• TASK REQUIREMENTS
Every record needs to be repeated exactly; its pictures do not.

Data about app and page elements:
*****
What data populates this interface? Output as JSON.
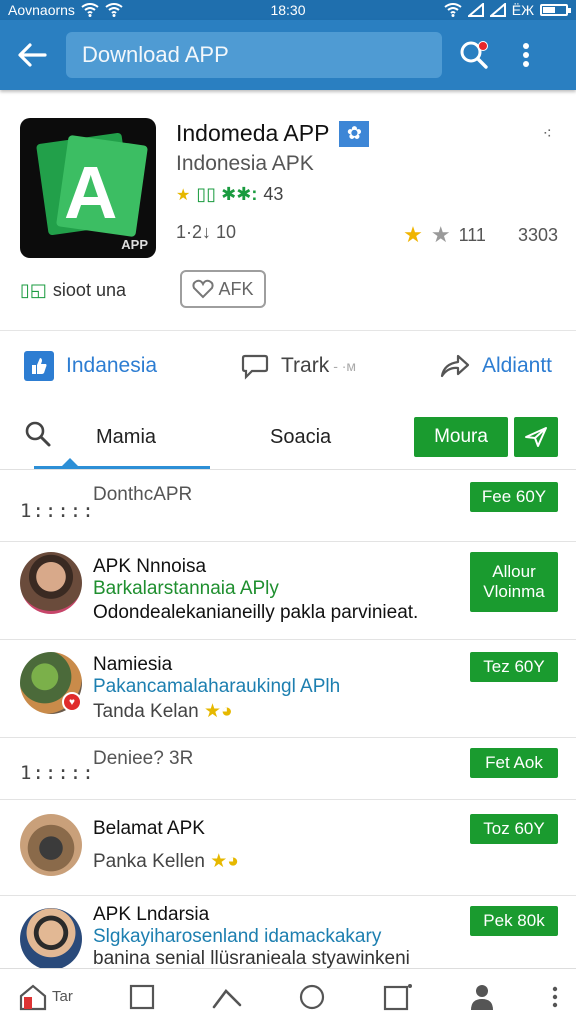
{
  "status_bar": {
    "left_text": "Aovnaorns",
    "time": "18:30",
    "right_text": "ЁЖ",
    "battery_level": 0.5
  },
  "app_bar": {
    "title": "Download APP"
  },
  "app": {
    "name": "Indomeda APP",
    "verified_icon": "badge-icon",
    "subtitle": "Indonesia APK",
    "rating_text": "43",
    "icon_letter": "A",
    "icon_brand": "APP",
    "meta_left": "1·2↓ 10",
    "meta_right_a": "111",
    "meta_right_b": "3303",
    "installs_label": "sioot una",
    "apk_chip_label": "AFK"
  },
  "actions": [
    {
      "label": "Indanesia",
      "color": "#2d7dd2"
    },
    {
      "label": "Trark",
      "suffix": "- ·м",
      "color": "#444444"
    },
    {
      "label": "Aldiantt",
      "color": "#2d7dd2"
    }
  ],
  "tabs": {
    "tab1": "Mamia",
    "tab2": "Soacia",
    "button": "Moura"
  },
  "list": [
    {
      "title": "DonthcAPR",
      "grid": "1:::::",
      "button": "Fee 60Y"
    },
    {
      "title": "APK Nnnoisa",
      "line2": "Barkalarstannaia APly",
      "line3": "Odondealekanianeilly pakla parvinieat.",
      "button_l1": "Allour",
      "button_l2": "Vloinma"
    },
    {
      "title": "Namiesia",
      "line2": "Pakancamalaharaukingl APlh",
      "line3": "Tanda Kelan",
      "button": "Tez 60Y"
    },
    {
      "title": "Deniee? 3R",
      "grid": "1:::::",
      "button": "Fet Aok"
    },
    {
      "title": "Belamat APK",
      "line2": "Panka Kellen",
      "button": "Toz 60Y"
    },
    {
      "title": "APK Lndarsia",
      "line2": "Slgkayiharosenland idamackakary",
      "line3": "banina senial llüsranieala styawinkeni",
      "button": "Pek 80k"
    }
  ],
  "nav": {
    "home_label": "Tar"
  },
  "colors": {
    "primary": "#2a7fc1",
    "green": "#1a9b2f",
    "accent": "#2d8fd6"
  }
}
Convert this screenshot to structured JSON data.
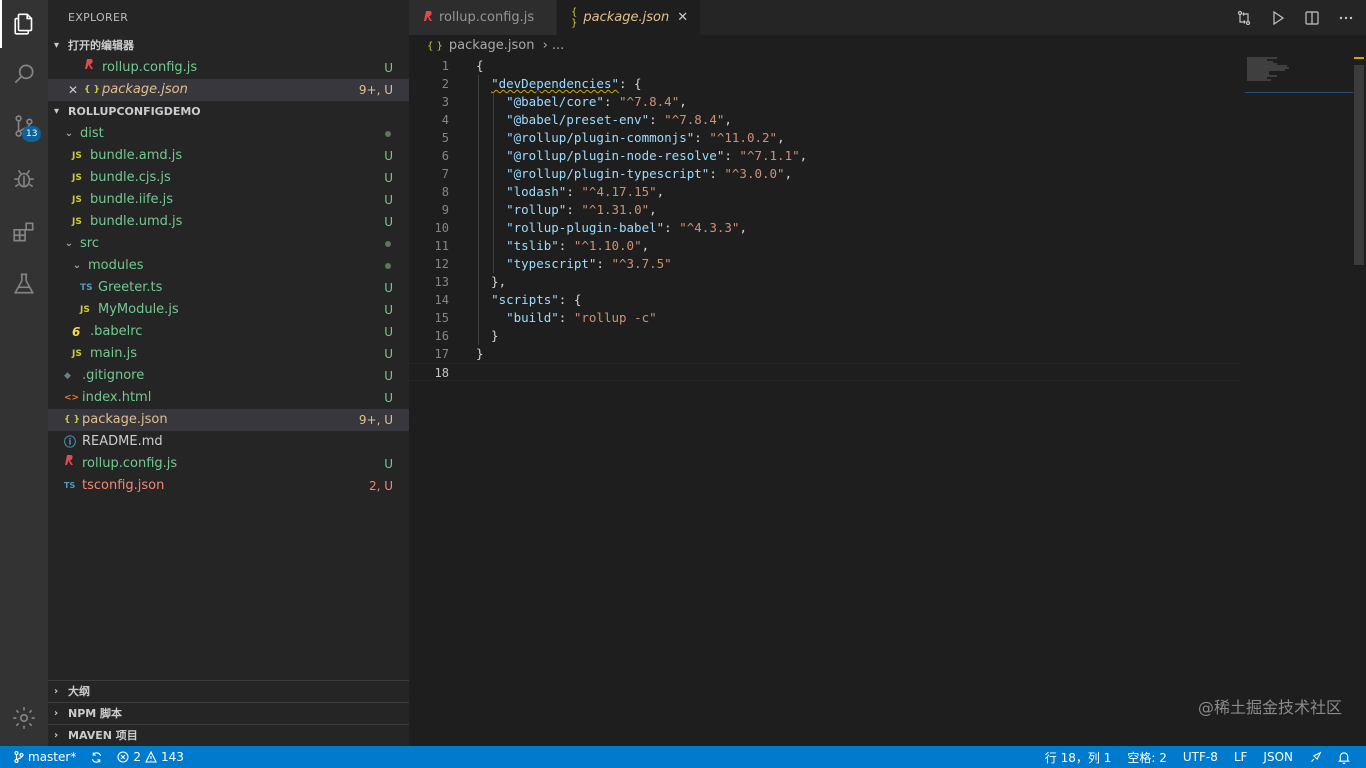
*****
• RESULT OF THIS EXERCISE
What data populates this interface? Output as JSON.
{
  "status_bar": {
    "left_text": "Aovnaorns",
    "time": "18:30",
    "right_text": "ЁЖ",
    "battery_level": 0.5
  },
  "app_bar": {
    "title": "Download APP"
  },
  "app": {
    "name": "Indomeda APP",
    "verified_icon": "badge-icon",
    "subtitle": "Indonesia APK",
    "rating_text": "43",
    "icon_letter": "A",
    "icon_brand": "APP",
    "meta_left": "1·2↓ 10",
    "meta_right_a": "111",
    "meta_right_b": "3303",
    "installs_label": "sioot una",
    "apk_chip_label": "AFK"
  },
  "actions": [
    {
      "label": "Indanesia",
      "color": "#2d7dd2"
    },
    {
      "label": "Trark",
      "suffix": "- ·м",
      "color": "#444444"
    },
    {
      "label": "Aldiantt",
      "color": "#2d7dd2"
    }
  ],
  "tabs": {
    "tab1": "Mamia",
    "tab2": "Soacia",
    "button": "Moura"
  },
  "list": [
    {
      "title": "DonthcAPR",
      "grid": "1:::::",
      "button": "Fee 60Y"
    },
    {
      "title": "APK Nnnoisa",
      "line2": "Barkalarstannaia APly",
      "line3": "Odondealekanianeilly pakla parvinieat.",
      "button_l1": "Allour",
      "button_l2": "Vloinma"
    },
    {
      "title": "Namiesia",
      "line2": "Pakancamalaharaukingl APlh",
      "line3": "Tanda Kelan",
      "button": "Tez 60Y"
    },
    {
      "title": "Deniee? 3R",
      "grid": "1:::::",
      "button": "Fet Aok"
    },
    {
      "title": "Belamat APK",
      "line2": "Panka Kellen",
      "button": "Toz 60Y"
    },
    {
      "title": "APK Lndarsia",
      "line2": "Slgkayiharosenland idamackakary",
      "line3": "banina senial llüsranieala styawinkeni",
      "button": "Pek 80k"
    }
  ],
  "nav": {
    "home_label": "Tar"
  },
  "colors": {
    "primary": "#2a7fc1",
    "green": "#1a9b2f",
    "accent": "#2d8fd6"
  }
}
Convert this screenshot to structured JSON data.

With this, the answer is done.